A variation of this is the standing pelvic tilt. Stand with your back against a wall and place your feet shoulder-width apart. Now press the lower part of your back against the wall and hold this position for a few seconds.
Leg lift. This exercise tones the muscles in your back, stomach, and buttocks. Take a similar position as you do for the pelvic tilt with your hands and knees touching the floor. Your palms should be right under your shoulders, and your knees should be shoulder-width apart. Now lift your left knee and bring it towards your left elbow. This is the first part of the exercise, where you bend your knee.
Now stretch your left leg completely by straightening it at the knees and moving it backward. This is the second part of the exercise. At this point, your left leg is parallel to the ground. Make sure you don’t lift your leg above your hips.
Backward stretch. This exercise stretches your back, thigh, and pelvic muscles. The starting position is the same as in the previous exercises — palms and knees on the floor, with your palms directly under your shoulders.

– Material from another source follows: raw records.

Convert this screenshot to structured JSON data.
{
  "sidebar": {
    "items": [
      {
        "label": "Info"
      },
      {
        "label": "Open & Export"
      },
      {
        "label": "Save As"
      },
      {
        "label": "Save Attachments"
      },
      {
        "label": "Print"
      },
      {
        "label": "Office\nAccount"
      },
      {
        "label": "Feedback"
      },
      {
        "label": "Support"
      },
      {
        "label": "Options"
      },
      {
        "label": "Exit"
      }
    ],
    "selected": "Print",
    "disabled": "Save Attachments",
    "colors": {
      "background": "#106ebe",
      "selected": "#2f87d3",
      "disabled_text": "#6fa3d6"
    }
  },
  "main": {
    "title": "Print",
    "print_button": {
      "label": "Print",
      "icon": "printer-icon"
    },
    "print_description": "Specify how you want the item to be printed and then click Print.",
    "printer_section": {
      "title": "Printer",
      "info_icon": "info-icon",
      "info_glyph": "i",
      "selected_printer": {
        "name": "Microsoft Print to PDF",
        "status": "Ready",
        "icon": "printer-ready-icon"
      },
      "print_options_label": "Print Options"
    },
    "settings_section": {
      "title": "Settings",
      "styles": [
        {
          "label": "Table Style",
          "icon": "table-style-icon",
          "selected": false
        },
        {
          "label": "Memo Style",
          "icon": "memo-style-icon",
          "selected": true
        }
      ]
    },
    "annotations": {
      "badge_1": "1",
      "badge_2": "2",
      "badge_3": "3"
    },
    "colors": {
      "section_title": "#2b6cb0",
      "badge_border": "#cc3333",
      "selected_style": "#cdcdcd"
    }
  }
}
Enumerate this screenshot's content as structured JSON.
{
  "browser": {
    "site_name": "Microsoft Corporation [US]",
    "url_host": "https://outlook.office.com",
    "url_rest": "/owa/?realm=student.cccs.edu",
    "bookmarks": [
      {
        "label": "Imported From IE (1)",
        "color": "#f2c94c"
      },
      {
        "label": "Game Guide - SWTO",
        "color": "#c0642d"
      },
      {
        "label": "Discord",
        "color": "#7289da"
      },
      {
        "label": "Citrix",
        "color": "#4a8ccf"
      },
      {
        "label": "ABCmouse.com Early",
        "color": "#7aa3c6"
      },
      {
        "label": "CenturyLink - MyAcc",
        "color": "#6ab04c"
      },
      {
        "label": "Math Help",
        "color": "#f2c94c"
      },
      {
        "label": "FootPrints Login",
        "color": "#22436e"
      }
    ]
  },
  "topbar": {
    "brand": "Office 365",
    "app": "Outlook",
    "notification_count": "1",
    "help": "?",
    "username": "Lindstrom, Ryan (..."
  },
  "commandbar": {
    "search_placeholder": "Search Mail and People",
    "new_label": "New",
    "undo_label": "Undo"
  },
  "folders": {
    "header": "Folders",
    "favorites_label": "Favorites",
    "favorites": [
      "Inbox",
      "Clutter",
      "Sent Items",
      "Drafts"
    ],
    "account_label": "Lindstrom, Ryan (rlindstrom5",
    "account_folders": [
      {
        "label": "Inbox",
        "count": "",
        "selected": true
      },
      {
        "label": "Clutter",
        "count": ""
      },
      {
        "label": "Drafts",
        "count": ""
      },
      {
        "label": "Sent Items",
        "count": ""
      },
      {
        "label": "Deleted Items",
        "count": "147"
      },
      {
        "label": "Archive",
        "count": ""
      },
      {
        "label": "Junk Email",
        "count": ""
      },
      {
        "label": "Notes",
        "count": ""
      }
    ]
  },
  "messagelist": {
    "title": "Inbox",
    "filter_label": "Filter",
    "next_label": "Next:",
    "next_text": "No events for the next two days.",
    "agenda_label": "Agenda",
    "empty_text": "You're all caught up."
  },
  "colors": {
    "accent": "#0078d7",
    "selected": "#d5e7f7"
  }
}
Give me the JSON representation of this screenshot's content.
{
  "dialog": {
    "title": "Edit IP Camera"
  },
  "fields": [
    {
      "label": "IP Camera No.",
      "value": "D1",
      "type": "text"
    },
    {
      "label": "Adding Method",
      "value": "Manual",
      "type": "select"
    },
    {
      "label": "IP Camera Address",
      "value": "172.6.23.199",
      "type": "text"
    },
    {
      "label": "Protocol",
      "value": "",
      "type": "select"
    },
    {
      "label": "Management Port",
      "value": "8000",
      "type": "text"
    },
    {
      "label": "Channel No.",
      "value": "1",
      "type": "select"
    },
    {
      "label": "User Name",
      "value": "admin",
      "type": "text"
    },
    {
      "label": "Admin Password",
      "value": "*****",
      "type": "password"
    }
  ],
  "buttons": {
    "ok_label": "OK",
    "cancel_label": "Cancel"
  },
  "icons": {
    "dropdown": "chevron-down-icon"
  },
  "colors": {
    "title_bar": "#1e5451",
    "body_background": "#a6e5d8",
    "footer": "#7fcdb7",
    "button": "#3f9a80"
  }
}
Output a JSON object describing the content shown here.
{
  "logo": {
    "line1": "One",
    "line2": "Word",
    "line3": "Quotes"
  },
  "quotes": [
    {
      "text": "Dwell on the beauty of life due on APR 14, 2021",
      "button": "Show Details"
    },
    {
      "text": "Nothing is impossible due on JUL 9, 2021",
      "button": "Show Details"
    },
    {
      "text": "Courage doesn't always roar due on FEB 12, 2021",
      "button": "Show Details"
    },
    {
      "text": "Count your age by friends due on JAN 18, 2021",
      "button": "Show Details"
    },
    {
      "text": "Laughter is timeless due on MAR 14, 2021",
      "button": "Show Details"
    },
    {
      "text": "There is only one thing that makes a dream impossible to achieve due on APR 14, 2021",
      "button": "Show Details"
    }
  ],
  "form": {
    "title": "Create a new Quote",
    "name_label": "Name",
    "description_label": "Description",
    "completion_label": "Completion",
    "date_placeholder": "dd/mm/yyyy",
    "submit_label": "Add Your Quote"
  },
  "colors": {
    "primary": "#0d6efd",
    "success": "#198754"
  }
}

Move backward and bring your buttocks as close to your heels as possible. Now bend your head and bring it toward your knees while your arms are extended, with your palms still touching the ground. Hold this position for a few seconds, then return to the original position.
Upper body rotation. This stretches the muscles in your back and upper torso. To begin, sit on the floor with your legs crossed and hold the big toe on your left foot with your right hand. Now take your left hand behind you, turn your upper body, and extend it to your left side. Hold this position for a few seconds and repeat it with the other side.
What to Know About Falling During Pregnancy
Pregnancy is a critical stage in a woman’s life and needs utmost care and attention. Research indicates that pregnant women are 2.3 times more likely to be hospitalized due to a fall than nonpregnant women of similar age. Keep some of the following points in mind to reduce your risk of falls during pregnancy:
- Avoid walking on wet or uneven surfaces
- Wear shoes with grip
- Avoid wearing high heels or shoes with wedges, which increase the likelihood of tripping
- Hold on to railings when you use the stairs
- Don’t carry heavy loads or large items that prevent you from seeing what’s in front of you